Action item:
Present each line of the entries below that holds the word "text".

#####

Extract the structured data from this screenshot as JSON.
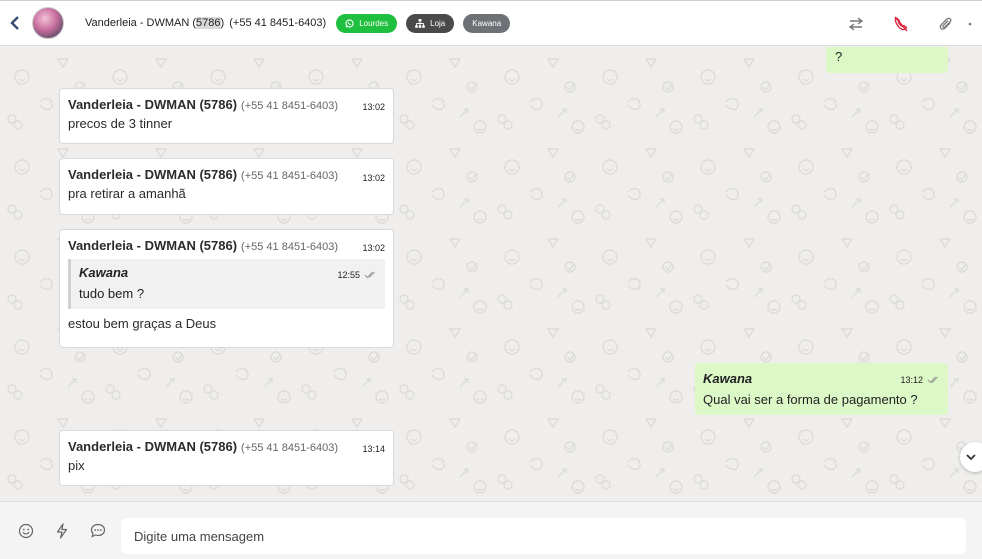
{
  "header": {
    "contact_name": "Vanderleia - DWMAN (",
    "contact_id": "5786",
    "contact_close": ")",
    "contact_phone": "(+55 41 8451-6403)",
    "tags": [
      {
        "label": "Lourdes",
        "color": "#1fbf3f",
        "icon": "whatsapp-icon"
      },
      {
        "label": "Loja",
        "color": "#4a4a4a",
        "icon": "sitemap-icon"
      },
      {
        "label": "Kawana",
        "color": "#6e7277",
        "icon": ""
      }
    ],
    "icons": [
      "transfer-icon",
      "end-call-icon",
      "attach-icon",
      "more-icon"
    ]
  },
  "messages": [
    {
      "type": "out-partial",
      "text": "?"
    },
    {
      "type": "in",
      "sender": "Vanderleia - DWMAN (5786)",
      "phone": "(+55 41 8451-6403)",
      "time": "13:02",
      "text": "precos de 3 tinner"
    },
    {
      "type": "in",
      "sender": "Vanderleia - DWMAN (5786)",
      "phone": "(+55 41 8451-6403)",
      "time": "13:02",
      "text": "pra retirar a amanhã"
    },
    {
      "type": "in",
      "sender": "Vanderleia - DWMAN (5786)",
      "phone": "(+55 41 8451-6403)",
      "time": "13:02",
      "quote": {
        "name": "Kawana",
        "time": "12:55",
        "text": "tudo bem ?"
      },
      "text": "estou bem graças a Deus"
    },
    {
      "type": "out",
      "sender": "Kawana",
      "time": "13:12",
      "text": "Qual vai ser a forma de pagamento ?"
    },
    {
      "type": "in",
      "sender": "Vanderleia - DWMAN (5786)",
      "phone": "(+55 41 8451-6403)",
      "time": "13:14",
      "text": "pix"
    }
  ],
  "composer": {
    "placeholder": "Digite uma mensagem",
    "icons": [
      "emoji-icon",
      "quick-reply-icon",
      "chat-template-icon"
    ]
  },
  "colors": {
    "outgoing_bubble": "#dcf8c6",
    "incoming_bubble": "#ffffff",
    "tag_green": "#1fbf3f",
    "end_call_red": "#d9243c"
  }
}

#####

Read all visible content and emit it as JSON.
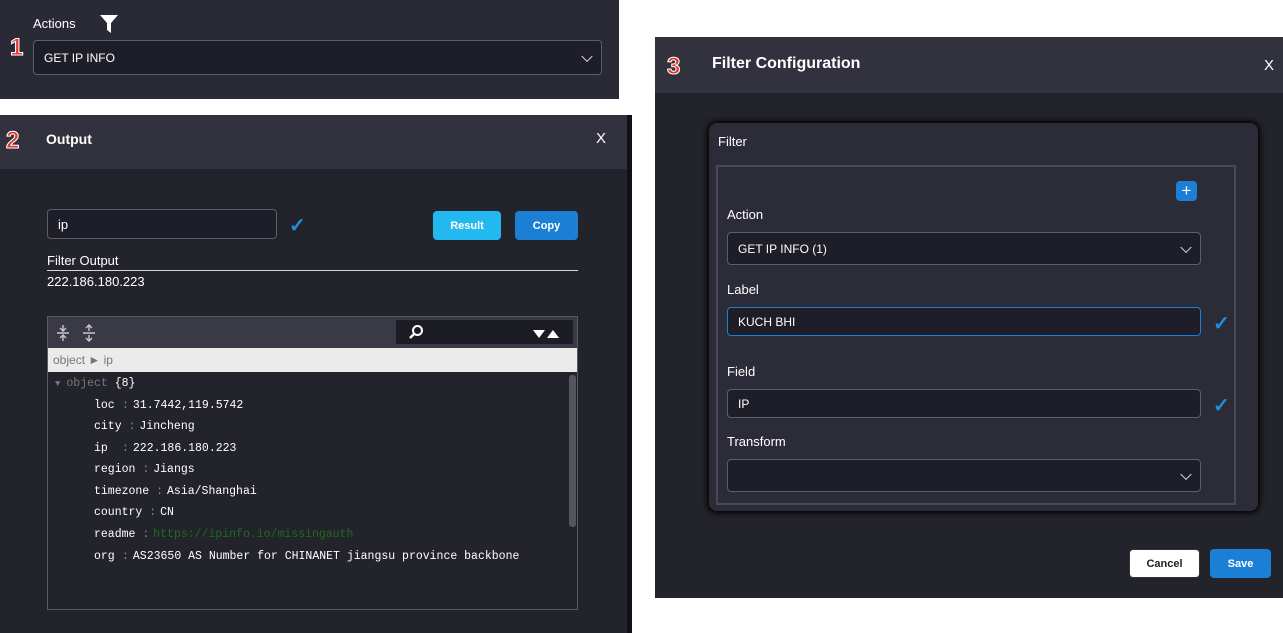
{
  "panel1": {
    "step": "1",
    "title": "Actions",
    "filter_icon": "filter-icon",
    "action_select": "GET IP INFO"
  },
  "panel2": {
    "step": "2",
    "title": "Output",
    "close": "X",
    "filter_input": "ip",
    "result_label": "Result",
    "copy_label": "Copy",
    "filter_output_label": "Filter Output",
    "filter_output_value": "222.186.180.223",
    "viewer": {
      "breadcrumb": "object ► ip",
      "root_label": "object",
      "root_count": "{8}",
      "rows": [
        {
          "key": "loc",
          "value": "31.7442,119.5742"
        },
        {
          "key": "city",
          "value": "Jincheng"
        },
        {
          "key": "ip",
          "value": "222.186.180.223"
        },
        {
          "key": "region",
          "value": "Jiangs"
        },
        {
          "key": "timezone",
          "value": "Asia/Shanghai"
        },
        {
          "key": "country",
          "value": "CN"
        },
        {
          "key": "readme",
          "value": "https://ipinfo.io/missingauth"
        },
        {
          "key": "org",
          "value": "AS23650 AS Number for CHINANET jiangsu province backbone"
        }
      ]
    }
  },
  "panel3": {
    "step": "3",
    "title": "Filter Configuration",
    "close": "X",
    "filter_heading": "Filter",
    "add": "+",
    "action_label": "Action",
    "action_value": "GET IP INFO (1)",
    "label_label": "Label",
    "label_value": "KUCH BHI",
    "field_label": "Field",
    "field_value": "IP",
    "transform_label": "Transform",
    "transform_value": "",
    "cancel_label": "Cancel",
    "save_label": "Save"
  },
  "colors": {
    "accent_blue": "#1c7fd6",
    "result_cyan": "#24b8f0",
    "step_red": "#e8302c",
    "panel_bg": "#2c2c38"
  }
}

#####

Response below:
      "text": "?"
      "text": "precos de 3 tinner"
      "text": "pra retirar a amanhã"
        "text": "tudo bem ?"
      "text": "estou bem graças a Deus"
      "text": "Qual vai ser a forma de pagamento ?"
      "text": "pix"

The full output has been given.